• TASK GOAL: Lines with "subtitle": please show every one of them from the listing below.

• TASK DATA:
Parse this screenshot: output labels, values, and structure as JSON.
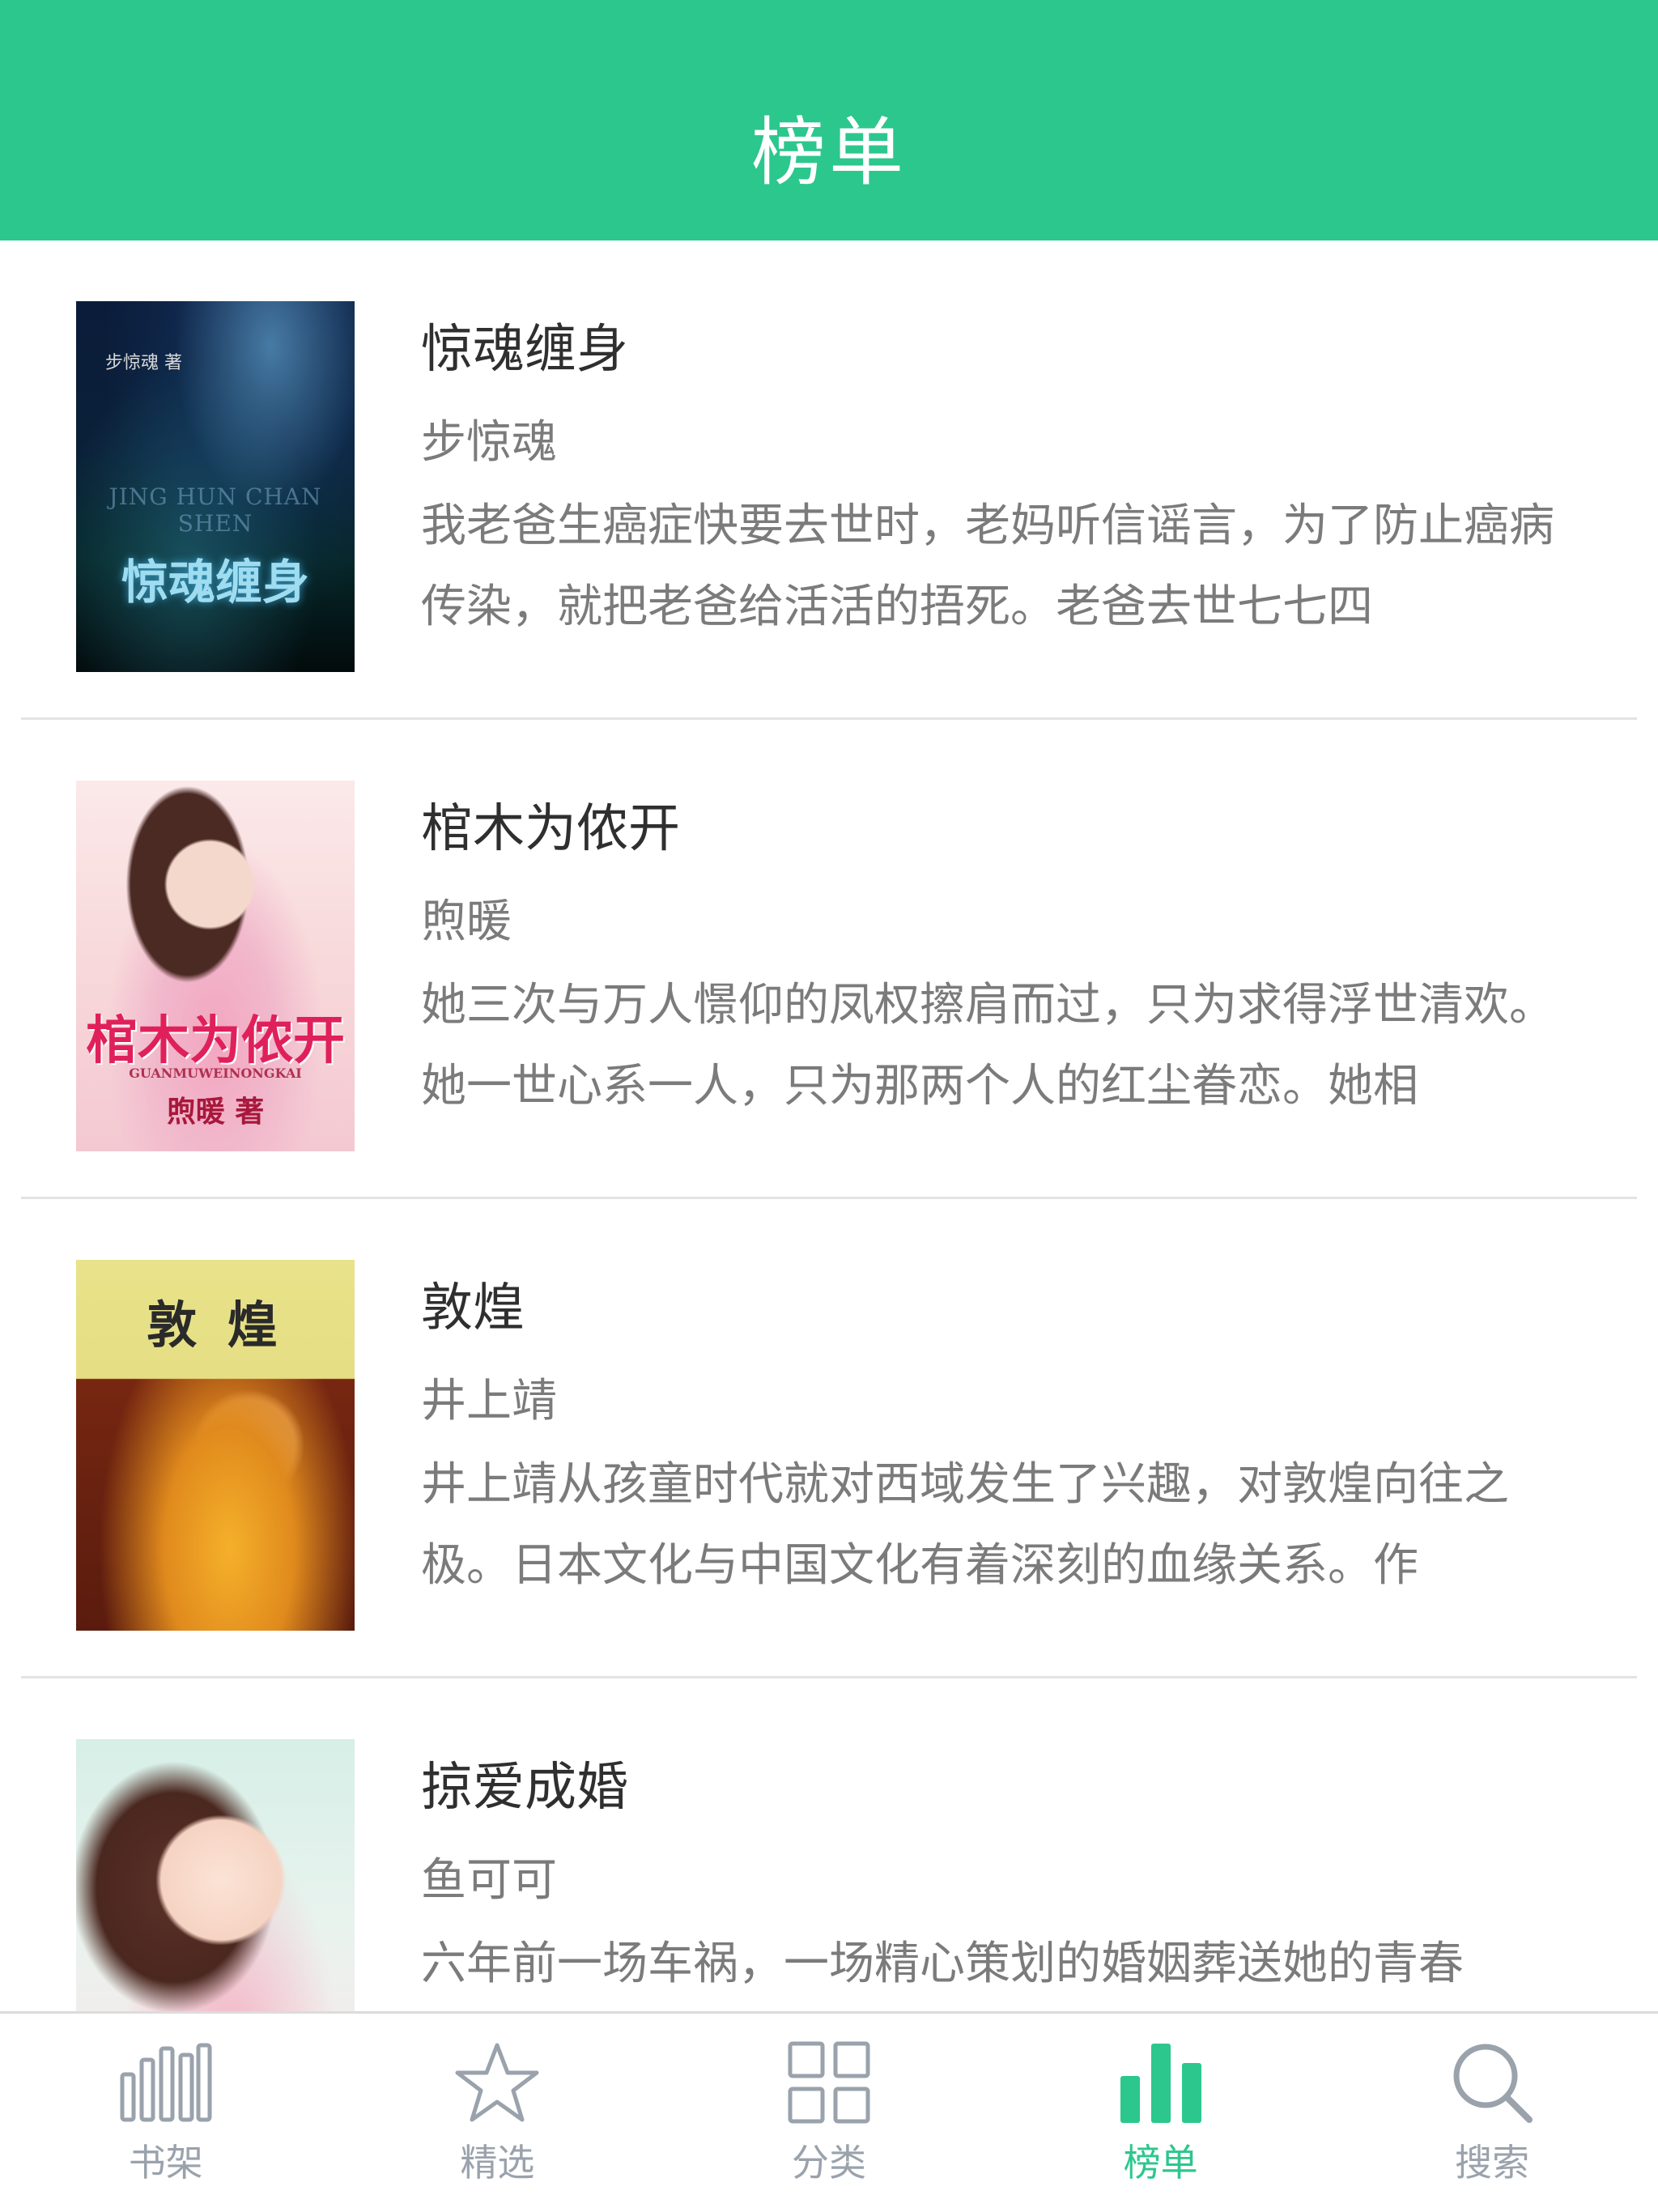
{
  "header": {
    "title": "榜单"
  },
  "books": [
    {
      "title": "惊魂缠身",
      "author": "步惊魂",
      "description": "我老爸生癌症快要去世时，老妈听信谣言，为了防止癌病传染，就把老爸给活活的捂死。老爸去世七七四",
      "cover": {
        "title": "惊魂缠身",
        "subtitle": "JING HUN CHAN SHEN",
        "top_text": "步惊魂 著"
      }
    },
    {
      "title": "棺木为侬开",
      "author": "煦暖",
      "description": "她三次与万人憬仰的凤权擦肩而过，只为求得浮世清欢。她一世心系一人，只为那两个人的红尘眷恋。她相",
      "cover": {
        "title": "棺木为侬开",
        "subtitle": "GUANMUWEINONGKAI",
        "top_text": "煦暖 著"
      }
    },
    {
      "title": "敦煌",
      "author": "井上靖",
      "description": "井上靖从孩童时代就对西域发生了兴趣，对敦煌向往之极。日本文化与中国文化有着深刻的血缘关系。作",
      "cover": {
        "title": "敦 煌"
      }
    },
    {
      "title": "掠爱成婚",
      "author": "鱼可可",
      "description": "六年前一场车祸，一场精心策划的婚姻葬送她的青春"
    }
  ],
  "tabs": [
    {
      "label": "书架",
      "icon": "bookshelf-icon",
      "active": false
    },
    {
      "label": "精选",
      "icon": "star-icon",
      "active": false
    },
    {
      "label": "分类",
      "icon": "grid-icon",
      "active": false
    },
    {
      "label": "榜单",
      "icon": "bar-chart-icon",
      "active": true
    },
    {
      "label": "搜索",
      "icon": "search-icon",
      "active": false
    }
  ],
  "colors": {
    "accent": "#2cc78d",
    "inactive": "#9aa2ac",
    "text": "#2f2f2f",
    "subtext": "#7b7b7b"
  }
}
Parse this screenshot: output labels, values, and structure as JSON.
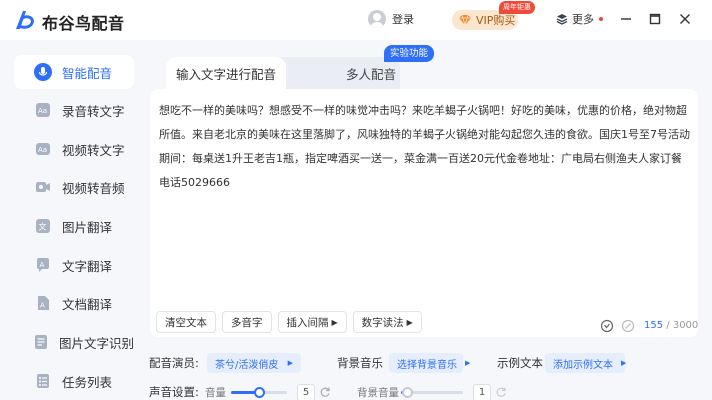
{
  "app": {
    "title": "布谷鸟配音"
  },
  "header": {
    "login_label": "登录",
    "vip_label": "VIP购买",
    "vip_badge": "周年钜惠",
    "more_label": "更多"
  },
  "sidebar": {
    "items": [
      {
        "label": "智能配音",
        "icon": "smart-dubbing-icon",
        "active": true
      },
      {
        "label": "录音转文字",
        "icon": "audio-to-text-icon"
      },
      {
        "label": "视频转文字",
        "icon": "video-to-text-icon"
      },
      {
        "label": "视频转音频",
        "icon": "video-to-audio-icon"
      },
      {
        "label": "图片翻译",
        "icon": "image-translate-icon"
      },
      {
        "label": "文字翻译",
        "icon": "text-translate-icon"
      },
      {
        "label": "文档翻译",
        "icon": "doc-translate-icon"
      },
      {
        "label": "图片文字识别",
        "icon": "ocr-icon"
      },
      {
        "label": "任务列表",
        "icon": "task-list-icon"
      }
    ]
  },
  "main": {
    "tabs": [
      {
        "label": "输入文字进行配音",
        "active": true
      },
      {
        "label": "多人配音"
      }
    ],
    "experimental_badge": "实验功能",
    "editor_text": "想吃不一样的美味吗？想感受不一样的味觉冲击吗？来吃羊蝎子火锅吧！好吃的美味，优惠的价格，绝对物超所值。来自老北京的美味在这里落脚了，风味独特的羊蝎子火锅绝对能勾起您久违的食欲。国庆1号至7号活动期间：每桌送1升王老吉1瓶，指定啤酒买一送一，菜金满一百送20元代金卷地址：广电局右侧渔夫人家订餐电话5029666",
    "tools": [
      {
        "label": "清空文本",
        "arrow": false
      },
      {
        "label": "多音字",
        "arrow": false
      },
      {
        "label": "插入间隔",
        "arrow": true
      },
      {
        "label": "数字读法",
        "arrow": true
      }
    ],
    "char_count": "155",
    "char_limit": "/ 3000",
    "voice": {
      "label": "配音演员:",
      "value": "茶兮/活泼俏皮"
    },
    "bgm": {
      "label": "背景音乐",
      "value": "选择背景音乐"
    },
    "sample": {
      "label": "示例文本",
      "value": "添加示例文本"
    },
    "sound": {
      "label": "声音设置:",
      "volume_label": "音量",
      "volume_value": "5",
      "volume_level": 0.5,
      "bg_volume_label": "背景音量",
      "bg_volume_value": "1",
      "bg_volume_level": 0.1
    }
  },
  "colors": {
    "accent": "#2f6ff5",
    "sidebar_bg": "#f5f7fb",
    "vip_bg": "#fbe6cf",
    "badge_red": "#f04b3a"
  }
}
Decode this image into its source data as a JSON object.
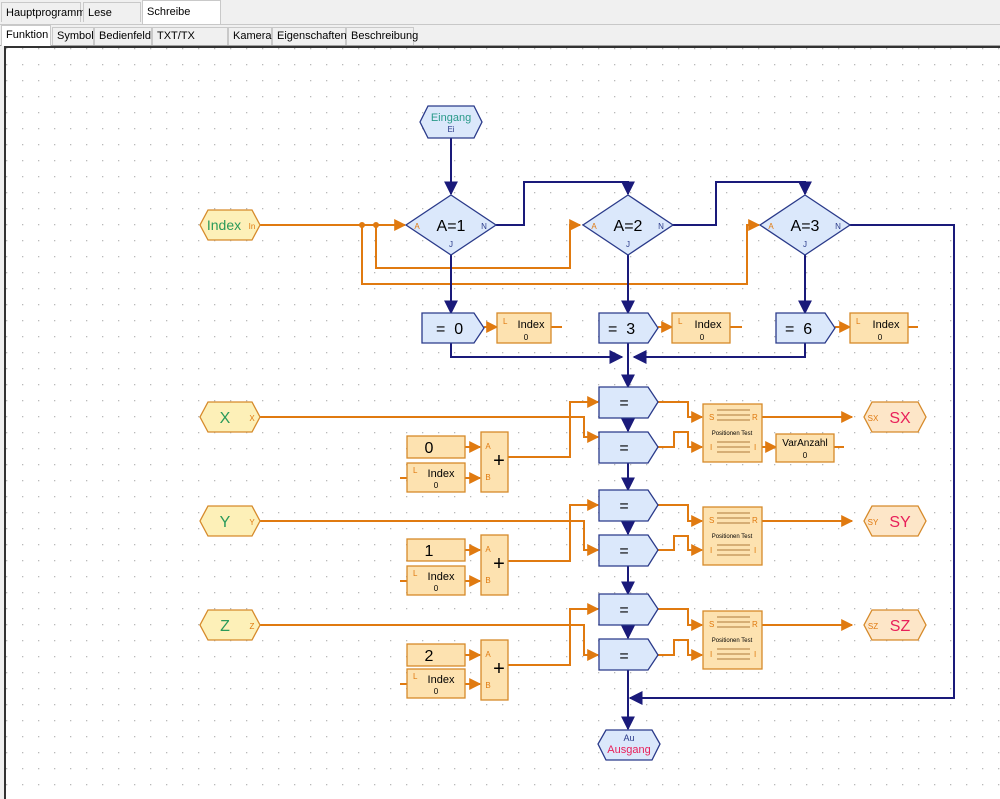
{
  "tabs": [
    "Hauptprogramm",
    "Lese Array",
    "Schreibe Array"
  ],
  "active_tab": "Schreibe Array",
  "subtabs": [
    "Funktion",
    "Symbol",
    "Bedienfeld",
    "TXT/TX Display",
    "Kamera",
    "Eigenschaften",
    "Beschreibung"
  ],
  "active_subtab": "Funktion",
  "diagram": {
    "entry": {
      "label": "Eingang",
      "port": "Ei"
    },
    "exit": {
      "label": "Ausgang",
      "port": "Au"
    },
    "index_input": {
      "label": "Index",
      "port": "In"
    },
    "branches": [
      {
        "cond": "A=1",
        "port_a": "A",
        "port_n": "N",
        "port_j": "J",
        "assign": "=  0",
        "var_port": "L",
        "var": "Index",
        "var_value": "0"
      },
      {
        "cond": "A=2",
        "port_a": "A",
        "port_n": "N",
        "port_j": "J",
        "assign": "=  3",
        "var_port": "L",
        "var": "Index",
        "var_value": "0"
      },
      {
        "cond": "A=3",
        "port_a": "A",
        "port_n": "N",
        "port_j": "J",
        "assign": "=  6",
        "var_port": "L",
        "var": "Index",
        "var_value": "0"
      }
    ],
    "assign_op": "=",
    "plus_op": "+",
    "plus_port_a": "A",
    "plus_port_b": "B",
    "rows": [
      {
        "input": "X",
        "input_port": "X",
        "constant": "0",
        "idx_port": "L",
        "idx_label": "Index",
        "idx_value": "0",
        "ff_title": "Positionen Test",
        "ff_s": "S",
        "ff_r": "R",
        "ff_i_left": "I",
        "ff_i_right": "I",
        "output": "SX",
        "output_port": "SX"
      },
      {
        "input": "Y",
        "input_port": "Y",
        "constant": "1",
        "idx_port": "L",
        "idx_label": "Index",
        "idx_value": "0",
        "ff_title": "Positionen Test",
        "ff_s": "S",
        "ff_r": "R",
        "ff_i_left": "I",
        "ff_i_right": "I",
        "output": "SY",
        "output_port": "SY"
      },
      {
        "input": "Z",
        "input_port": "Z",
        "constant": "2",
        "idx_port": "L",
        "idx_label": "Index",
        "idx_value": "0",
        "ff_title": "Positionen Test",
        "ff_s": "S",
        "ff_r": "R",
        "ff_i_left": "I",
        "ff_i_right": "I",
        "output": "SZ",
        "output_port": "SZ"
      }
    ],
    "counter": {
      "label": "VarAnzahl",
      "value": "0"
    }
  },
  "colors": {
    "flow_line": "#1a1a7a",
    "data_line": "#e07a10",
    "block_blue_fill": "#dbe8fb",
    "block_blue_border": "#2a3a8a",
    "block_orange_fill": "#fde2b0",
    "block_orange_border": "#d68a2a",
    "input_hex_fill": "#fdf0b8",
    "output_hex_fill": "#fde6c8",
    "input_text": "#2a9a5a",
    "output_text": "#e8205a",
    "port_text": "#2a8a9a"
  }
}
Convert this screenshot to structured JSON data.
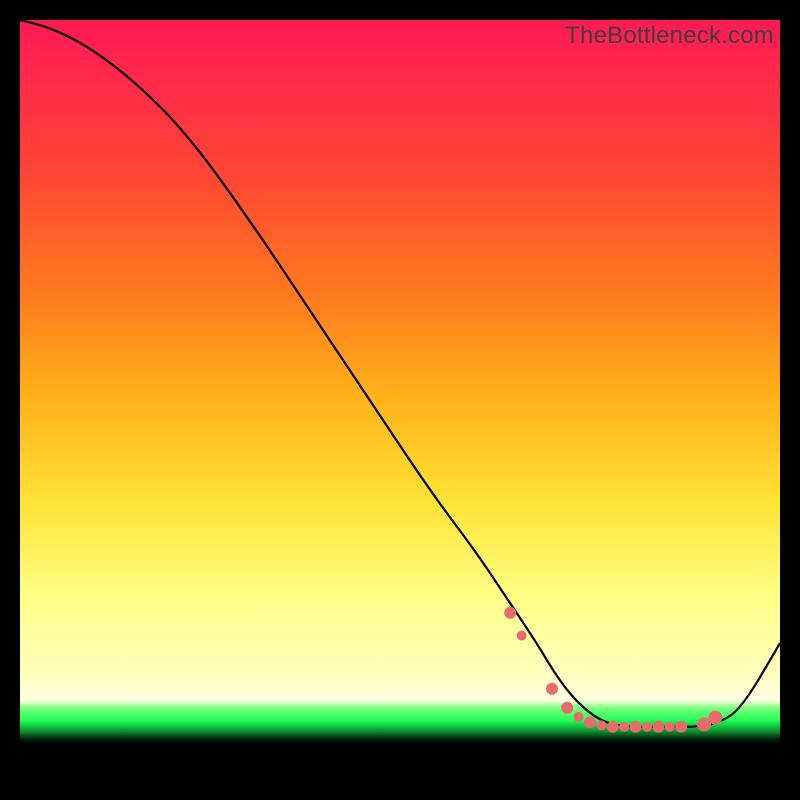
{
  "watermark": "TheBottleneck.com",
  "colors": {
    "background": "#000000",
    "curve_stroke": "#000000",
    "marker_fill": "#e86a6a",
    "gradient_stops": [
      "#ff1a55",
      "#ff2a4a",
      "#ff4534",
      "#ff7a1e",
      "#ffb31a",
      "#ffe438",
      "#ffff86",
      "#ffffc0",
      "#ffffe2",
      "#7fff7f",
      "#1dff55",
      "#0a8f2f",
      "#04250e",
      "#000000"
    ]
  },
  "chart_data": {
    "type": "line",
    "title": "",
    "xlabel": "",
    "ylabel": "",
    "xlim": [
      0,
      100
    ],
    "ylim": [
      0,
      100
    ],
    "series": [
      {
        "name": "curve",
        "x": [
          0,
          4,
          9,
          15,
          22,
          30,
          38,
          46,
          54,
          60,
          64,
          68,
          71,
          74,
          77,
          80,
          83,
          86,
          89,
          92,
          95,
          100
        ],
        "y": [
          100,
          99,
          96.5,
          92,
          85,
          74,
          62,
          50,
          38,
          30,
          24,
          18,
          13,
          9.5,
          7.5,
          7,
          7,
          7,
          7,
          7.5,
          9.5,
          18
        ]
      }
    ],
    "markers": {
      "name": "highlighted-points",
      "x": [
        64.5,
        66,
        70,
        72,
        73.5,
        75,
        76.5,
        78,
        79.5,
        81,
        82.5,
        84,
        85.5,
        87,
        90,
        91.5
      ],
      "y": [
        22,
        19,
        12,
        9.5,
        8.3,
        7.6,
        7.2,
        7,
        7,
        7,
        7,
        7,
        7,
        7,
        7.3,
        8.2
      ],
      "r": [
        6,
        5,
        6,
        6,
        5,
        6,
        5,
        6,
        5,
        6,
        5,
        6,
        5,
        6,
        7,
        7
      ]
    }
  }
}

• ANSWER TO THE EXERCISE:
        "subtitle": "JING HUN CHAN SHEN",
        "subtitle": "GUANMUWEINONGKAI",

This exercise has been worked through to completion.